Learning from the past
Surprising parallels: political scientist Herfried Münkler compares the Thirty Years’ War of 400 years ago with the current conflicts in the Middle East.
Great anger erupted at Prague Castle on 23 May 1618: Protestant nobles attacked the seat of the King of Bohemia and threw his representatives out of windows. They were outraged by the restriction of religious freedom and the suppression carried out by the Catholic rulers. What is known as the Defenestration of Prague 400 years ago is now regarded as the start of the Thirty Years’ War. In his latest book ‘The Thirty Years’ War’, the renowned political scientist Herfried Münkler describes parallels between the historical conflicts and the current situation in the Middle East.
Professor Münkler, can the Thirty Years’ War really be compared with the current conflicts in the Middle East?
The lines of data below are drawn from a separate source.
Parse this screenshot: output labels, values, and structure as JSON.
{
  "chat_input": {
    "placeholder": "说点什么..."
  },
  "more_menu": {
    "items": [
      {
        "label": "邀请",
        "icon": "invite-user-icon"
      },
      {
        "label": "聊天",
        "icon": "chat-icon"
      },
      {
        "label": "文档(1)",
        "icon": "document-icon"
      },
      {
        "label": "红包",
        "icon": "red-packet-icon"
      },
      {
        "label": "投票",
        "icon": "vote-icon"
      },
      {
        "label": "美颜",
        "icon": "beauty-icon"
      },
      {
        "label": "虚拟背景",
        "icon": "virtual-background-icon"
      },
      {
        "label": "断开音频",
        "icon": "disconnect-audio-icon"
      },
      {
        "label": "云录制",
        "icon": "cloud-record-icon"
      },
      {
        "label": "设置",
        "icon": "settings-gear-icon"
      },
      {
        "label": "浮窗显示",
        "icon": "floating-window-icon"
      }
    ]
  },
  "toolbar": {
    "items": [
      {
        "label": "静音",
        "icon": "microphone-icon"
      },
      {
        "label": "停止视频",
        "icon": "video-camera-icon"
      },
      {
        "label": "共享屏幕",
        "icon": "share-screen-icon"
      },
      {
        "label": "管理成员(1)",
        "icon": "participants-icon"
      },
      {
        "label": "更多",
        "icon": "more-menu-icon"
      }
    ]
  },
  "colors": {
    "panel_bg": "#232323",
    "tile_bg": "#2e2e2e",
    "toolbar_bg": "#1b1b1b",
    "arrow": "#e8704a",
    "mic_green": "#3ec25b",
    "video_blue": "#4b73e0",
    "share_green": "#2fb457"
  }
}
The wars in Syria and northern Iraq, in Yemen and in Libya are still regarded as separate entities. But in each of these wars the same actors are playing a role, ranging from the so-called Islamic State to the interventionist powers of Iran, Saudi Arabia and Turkey. If these conflicts are not ended soon, then at some point in the future people will refer to an interrelated war which started in various places, but then increasingly merged into a single war due to its own dynamics and the engagement of additional powers, such as Russia.
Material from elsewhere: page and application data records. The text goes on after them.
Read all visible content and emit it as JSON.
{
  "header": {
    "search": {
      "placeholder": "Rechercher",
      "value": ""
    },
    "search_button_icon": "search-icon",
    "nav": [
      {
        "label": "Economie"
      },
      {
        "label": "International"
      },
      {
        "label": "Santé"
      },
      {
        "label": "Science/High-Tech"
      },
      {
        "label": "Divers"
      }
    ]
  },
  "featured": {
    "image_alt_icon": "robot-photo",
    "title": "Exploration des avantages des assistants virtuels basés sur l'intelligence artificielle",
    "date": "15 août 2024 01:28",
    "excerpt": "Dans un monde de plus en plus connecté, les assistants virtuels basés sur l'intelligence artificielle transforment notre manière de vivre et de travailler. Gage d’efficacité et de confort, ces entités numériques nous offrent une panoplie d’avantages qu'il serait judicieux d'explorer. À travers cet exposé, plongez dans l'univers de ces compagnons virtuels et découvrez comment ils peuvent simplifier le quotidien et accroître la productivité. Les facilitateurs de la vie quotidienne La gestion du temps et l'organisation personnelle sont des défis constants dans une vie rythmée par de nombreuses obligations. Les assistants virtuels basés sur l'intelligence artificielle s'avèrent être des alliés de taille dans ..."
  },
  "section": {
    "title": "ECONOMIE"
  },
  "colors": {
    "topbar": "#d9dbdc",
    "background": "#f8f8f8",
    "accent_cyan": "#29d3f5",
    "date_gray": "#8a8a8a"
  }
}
Then and now major regional powers are operating in the background.
Which other analogies can you see?
The complexity of the shifting alliances and enmities – these were typical of the Thirty Years’ War as well. Today’s ally could easily become tomorrow’s enemy. The current situation in the Middle East is similar. In both cases major regional powers were, and are, operating in the background. In the 17th century it was mainly Spain and France, today it is Turkey, Saudi Arabia and Iran.
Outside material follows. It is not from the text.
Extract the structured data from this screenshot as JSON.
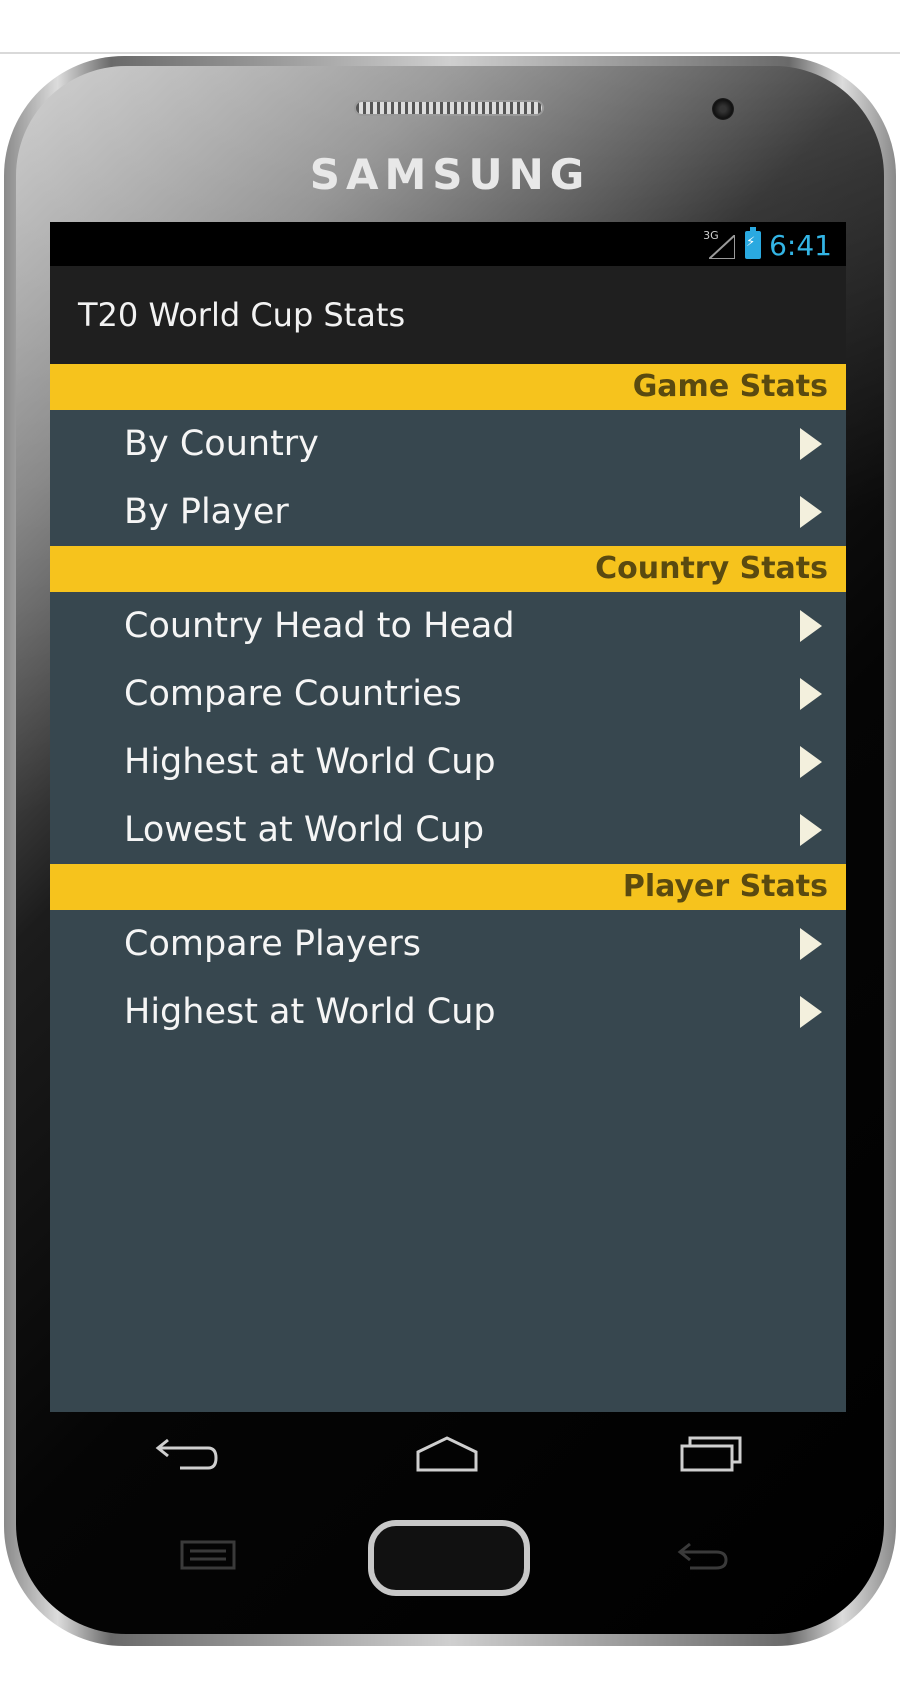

What can we learn from the fact that it took 30 years of death and destruction before the historical powers finally managed to sit down together at the negotiating table?
They could have brought about the Peace of Westphalia a lot earlier, including the new distribution of power in Central Europe. But each of the warring parties thought they were on the road to victory and would win. Time and again these convictions mobilized new opponents without actually leading to any decisive strategic changes. Finally, it was their exhaustion, together with the devastation of vast areas of land and depopulation that made the warring parties negotiate the end of the war. This is not good news for the situation in the Middle East, because the point of exhaustion has not yet been reached there.
Interview: Marco Seliger